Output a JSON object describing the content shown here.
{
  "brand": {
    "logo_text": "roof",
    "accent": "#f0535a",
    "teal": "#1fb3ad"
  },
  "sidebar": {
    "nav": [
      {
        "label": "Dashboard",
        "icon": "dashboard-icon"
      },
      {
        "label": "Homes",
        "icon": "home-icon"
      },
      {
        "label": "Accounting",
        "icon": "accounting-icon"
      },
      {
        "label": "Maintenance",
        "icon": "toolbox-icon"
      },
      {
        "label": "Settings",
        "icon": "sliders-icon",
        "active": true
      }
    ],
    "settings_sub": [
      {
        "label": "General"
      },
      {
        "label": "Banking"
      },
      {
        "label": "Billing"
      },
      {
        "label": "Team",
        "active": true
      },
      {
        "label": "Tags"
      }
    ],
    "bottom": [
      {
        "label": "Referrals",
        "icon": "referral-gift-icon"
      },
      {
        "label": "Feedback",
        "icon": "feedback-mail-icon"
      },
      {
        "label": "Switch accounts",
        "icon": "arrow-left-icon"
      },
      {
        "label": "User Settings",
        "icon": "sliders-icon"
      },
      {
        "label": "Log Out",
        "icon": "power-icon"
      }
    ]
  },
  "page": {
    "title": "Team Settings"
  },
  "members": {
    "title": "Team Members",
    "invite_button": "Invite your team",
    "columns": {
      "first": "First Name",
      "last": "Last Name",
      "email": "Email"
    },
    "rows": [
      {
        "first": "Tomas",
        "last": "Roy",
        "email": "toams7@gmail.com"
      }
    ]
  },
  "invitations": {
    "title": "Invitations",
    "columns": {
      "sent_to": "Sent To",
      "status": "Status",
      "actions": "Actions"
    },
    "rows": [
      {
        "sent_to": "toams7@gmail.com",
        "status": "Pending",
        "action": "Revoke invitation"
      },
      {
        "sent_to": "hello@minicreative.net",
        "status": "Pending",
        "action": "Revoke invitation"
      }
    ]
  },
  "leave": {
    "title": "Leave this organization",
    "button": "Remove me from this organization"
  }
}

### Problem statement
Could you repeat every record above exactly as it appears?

### Result of the exercise
Output a JSON object describing the content shown here.
{
  "brand": {
    "logo_text": "roof",
    "accent": "#f0535a",
    "teal": "#1fb3ad"
  },
  "sidebar": {
    "nav": [
      {
        "label": "Dashboard",
        "icon": "dashboard-icon"
      },
      {
        "label": "Homes",
        "icon": "home-icon"
      },
      {
        "label": "Accounting",
        "icon": "accounting-icon"
      },
      {
        "label": "Maintenance",
        "icon": "toolbox-icon"
      },
      {
        "label": "Settings",
        "icon": "sliders-icon",
        "active": true
      }
    ],
    "settings_sub": [
      {
        "label": "General"
      },
      {
        "label": "Banking"
      },
      {
        "label": "Billing"
      },
      {
        "label": "Team",
        "active": true
      },
      {
        "label": "Tags"
      }
    ],
    "bottom": [
      {
        "label": "Referrals",
        "icon": "referral-gift-icon"
      },
      {
        "label": "Feedback",
        "icon": "feedback-mail-icon"
      },
      {
        "label": "Switch accounts",
        "icon": "arrow-left-icon"
      },
      {
        "label": "User Settings",
        "icon": "sliders-icon"
      },
      {
        "label": "Log Out",
        "icon": "power-icon"
      }
    ]
  },
  "page": {
    "title": "Team Settings"
  },
  "members": {
    "title": "Team Members",
    "invite_button": "Invite your team",
    "columns": {
      "first": "First Name",
      "last": "Last Name",
      "email": "Email"
    },
    "rows": [
      {
        "first": "Tomas",
        "last": "Roy",
        "email": "toams7@gmail.com"
      }
    ]
  },
  "invitations": {
    "title": "Invitations",
    "columns": {
      "sent_to": "Sent To",
      "status": "Status",
      "actions": "Actions"
    },
    "rows": [
      {
        "sent_to": "toams7@gmail.com",
        "status": "Pending",
        "action": "Revoke invitation"
      },
      {
        "sent_to": "hello@minicreative.net",
        "status": "Pending",
        "action": "Revoke invitation"
      }
    ]
  },
  "leave": {
    "title": "Leave this organization",
    "button": "Remove me from this organization"
  }
}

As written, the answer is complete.